Several cold systems are forecast to affect the region into early next week. This first disturbance and associated frontal band pivots through central California tonight bringing increased precipitation out ahead of it by late this afternoon or early this evening.

Snow levels remain fairly low, so accumulating snowfall likely again for the Coastal Range and foothills. Highest POP/QPF will be across the southern half of the forecast area with lighter amounts over the northern mountains and northern Sacramento Valley.

The break between the first system and a second stronger system will be very brief, and likely not noticeable for many areas. A brief break in showers will be possible Saturday morning before the next round of showers drops south with the cold front Saturday afternoon.

Another break will be possible later Sunday and Sunday night before a third system spreads precipitation back into the region early next week.

Although winter impacts are likely over the mountains this weekend due to moderate snowfall, the colder and drier source region of these weather systems will limit moisture and Valley rainfall. Therefore flood or debris flow impacts are not expected at the lower elevations. Best chance for a little snow across the northern Sacramento Valley will be Sunday.

Extended Discussion (Tuesday through Friday)

Active pattern is expected by mid-late next week given persistent troughing pattern. However, storm strength and timing differences are still evident leading to low confidence in specific details. Guidance suggests a strong system diving southward around the middle of next week that could have a chance to tap some Pacific moisture, and bring widespread precipitation across the region. At this point, the GFS is the most aggressive solution.
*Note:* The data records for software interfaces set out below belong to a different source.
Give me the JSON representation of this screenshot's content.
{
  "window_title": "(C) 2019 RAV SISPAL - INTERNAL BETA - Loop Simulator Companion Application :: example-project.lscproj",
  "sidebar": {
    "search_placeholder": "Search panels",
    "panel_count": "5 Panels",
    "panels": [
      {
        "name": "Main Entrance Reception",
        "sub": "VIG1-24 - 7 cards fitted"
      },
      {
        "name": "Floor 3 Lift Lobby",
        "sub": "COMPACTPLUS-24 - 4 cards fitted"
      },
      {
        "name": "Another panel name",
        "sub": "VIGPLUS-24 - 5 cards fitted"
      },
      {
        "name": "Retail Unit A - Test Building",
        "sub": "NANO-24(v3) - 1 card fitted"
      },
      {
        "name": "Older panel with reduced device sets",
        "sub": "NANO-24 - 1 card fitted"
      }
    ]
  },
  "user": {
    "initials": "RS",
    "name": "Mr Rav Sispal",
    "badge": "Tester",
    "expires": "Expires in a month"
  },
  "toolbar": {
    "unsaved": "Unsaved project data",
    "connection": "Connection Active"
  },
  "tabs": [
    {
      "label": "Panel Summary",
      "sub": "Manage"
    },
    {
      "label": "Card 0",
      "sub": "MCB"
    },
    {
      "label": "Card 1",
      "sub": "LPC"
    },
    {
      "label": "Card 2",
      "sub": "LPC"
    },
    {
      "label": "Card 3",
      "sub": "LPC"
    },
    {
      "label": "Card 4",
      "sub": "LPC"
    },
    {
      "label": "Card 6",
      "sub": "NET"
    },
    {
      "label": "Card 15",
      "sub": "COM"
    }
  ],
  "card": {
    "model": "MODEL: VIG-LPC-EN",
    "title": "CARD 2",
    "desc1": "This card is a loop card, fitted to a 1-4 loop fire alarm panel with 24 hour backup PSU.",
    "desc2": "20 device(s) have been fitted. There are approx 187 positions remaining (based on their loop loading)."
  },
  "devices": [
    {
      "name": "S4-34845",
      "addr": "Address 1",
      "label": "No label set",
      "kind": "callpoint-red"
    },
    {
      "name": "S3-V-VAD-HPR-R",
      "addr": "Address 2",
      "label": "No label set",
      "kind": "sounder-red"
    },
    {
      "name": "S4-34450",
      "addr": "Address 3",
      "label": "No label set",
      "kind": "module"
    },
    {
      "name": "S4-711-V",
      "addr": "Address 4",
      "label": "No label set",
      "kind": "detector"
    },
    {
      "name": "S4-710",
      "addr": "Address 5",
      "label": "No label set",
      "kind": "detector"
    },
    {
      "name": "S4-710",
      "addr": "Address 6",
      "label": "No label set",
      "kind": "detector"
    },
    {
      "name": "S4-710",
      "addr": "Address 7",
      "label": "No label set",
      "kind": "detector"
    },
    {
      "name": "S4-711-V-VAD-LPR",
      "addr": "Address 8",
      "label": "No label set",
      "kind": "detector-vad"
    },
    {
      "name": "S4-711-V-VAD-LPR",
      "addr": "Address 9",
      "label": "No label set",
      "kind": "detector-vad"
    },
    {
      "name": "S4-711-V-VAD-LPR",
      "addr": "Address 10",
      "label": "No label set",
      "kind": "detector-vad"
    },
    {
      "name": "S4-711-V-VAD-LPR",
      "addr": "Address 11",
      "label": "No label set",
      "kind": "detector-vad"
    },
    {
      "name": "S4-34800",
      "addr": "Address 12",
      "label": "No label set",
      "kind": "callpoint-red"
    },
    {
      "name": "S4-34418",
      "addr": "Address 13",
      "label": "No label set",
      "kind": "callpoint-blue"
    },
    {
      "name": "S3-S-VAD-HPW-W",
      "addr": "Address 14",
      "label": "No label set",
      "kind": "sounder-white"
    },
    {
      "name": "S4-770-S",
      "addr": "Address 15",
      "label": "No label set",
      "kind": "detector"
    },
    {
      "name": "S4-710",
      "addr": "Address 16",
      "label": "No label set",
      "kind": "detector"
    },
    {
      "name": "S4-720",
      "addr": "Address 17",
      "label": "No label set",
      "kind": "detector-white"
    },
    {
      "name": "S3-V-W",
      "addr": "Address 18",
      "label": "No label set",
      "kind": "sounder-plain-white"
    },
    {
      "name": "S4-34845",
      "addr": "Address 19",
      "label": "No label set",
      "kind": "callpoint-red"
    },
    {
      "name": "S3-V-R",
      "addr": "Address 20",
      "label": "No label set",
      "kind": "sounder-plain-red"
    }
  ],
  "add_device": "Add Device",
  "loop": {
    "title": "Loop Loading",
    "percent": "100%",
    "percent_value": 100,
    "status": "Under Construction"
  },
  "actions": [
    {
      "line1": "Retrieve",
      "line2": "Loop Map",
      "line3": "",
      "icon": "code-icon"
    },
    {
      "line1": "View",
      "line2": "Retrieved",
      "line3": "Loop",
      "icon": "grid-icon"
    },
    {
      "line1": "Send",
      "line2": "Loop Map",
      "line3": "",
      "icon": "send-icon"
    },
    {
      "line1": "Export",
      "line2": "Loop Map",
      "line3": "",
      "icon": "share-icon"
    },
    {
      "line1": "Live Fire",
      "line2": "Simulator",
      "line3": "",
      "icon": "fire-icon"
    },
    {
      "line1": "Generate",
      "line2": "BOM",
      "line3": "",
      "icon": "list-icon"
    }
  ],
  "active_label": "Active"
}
In addition, the GFS and EC disagree with how quickly to eject this system eastward, with the ECMWF being much more progressive than the GFS. Additional waves of precipitation could be possible late in the week, potentially through next weekend.